## [SUPPLIED DATA]
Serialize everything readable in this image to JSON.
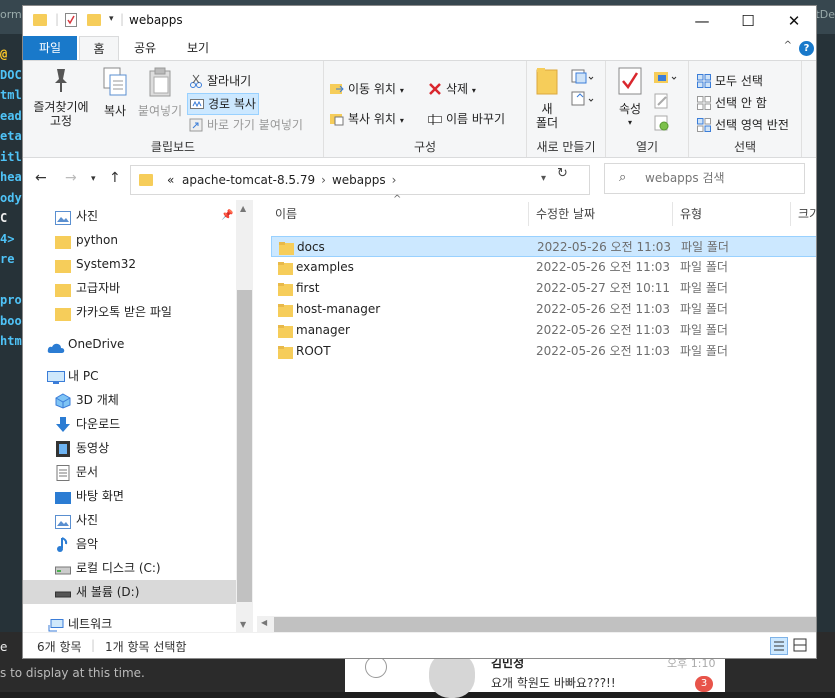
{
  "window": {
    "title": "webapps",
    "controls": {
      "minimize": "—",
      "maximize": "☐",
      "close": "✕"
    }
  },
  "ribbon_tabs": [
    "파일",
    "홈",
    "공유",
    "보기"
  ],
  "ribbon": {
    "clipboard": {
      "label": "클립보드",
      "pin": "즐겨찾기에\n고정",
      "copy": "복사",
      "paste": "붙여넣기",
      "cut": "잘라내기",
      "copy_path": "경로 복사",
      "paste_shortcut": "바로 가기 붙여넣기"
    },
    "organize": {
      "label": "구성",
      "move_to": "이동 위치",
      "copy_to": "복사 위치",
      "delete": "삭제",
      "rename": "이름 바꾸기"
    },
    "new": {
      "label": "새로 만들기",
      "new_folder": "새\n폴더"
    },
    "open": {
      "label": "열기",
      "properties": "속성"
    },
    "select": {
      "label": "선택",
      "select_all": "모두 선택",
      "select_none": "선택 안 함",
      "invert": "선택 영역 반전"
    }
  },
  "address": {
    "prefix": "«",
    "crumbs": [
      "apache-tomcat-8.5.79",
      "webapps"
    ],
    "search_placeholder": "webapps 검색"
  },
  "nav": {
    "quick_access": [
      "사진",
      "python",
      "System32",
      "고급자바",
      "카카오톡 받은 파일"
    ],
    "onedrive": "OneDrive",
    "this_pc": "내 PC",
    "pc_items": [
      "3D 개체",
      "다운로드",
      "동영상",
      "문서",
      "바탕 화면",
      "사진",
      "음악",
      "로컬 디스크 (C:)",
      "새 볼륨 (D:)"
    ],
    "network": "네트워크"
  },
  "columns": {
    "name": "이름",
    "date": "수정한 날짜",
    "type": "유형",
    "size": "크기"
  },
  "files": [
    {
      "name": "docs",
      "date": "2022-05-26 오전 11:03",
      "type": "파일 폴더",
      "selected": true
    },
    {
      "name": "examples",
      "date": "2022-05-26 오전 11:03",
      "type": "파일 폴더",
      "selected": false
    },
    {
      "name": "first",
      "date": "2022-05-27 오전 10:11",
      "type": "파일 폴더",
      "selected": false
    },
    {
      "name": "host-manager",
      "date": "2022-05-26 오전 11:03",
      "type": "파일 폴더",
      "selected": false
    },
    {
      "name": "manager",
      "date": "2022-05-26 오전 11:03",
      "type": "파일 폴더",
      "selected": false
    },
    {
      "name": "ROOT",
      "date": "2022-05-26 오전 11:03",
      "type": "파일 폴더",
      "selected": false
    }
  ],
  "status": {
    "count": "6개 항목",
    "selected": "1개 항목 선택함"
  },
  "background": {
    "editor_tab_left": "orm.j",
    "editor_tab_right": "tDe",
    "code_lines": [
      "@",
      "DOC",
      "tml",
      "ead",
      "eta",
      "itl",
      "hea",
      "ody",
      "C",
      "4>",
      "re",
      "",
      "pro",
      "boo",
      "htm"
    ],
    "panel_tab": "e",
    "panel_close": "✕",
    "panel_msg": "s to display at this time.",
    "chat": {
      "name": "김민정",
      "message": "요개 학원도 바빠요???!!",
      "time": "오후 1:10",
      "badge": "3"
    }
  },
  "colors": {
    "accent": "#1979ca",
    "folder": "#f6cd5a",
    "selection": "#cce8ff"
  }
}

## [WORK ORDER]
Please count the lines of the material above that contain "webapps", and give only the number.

## [REPLY TO THE EXERCISE]
3